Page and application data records
════════════════

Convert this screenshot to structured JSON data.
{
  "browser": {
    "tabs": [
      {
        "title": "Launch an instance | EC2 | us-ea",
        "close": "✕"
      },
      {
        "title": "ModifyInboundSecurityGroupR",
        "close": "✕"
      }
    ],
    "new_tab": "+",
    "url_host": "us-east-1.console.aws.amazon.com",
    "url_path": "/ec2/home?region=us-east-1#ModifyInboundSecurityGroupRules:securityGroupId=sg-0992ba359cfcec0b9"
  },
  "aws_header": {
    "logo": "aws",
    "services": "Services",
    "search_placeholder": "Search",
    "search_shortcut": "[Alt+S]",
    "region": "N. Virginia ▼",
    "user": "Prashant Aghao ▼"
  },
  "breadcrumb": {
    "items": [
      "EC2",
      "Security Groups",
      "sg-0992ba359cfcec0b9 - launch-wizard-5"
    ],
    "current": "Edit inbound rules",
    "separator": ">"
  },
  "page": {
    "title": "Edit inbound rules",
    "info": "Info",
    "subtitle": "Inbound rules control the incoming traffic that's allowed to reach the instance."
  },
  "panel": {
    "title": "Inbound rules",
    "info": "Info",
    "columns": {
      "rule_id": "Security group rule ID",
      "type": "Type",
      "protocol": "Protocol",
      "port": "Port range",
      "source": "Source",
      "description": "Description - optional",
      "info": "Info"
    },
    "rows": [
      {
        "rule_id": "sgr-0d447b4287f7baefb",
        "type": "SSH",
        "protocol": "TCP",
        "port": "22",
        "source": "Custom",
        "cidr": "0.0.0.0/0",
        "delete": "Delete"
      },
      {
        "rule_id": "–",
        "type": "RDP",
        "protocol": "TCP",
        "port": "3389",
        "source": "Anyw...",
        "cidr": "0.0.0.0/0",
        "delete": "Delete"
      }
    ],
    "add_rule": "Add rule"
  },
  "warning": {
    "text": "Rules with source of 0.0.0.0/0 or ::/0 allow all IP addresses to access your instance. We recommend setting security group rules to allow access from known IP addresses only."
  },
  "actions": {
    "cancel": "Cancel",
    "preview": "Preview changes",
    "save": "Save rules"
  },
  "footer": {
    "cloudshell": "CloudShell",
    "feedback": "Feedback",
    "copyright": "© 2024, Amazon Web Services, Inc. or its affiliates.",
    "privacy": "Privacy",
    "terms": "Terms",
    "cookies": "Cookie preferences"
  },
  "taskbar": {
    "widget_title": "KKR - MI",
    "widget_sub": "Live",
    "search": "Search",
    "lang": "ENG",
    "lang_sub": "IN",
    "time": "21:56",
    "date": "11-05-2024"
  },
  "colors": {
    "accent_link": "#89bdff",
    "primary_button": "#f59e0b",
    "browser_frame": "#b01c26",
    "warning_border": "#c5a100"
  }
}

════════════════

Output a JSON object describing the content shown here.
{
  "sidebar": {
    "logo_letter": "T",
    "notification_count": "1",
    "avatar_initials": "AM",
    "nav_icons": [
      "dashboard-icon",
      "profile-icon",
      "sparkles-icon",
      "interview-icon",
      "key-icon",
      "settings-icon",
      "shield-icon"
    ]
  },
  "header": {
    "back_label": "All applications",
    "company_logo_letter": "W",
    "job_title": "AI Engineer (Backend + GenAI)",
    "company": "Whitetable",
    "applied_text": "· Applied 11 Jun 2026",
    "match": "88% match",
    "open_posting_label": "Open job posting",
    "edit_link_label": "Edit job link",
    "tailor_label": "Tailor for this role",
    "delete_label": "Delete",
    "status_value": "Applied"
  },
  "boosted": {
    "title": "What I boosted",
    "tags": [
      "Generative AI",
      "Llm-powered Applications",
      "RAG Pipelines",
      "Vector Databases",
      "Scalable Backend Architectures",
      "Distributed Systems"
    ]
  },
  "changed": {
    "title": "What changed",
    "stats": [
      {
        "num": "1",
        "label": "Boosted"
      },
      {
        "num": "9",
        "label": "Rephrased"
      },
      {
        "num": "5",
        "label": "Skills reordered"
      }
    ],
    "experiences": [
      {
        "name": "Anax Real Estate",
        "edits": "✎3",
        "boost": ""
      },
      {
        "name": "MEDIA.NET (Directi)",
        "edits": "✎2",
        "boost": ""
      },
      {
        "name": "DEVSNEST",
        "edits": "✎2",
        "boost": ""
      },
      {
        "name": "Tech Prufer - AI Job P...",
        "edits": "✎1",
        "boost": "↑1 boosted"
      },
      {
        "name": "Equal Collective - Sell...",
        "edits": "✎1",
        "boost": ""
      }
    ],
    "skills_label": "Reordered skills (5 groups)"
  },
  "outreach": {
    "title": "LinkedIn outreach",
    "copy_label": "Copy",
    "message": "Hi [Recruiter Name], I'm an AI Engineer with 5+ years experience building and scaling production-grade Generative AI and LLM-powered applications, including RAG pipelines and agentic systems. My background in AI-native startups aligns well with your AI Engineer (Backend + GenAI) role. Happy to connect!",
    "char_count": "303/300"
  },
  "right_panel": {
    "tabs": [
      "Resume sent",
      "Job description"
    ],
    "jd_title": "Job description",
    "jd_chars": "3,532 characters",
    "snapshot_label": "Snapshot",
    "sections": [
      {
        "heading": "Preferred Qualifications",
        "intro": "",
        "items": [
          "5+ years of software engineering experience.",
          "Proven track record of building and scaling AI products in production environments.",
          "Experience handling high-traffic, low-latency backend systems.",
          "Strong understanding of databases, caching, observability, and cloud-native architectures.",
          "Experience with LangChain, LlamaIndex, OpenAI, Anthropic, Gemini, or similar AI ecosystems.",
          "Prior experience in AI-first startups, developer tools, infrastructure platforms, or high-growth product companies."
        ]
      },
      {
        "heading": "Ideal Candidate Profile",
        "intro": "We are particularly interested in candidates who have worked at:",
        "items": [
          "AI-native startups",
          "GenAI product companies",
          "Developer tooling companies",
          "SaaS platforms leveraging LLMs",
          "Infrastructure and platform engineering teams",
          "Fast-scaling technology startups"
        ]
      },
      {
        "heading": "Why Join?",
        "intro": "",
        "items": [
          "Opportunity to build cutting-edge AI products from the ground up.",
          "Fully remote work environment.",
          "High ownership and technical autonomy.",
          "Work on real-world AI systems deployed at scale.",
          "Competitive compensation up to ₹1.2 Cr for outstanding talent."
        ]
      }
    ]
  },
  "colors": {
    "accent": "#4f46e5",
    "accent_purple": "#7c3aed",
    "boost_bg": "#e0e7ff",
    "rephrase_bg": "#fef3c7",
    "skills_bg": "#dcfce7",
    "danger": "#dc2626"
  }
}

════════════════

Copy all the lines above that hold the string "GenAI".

* _THE COMPLETED TASK_
    "job_title": "AI Engineer (Backend + GenAI)",
    "message": "Hi [Recruiter Name], I'm an AI Engineer with 5+ years experience building and scaling production-grade Generative AI and LLM-powered applications, including RAG pipelines and agentic systems. My background in AI-native startups aligns well with your AI Engineer (Backend + GenAI) role. Happy to connect!",
          "GenAI product companies",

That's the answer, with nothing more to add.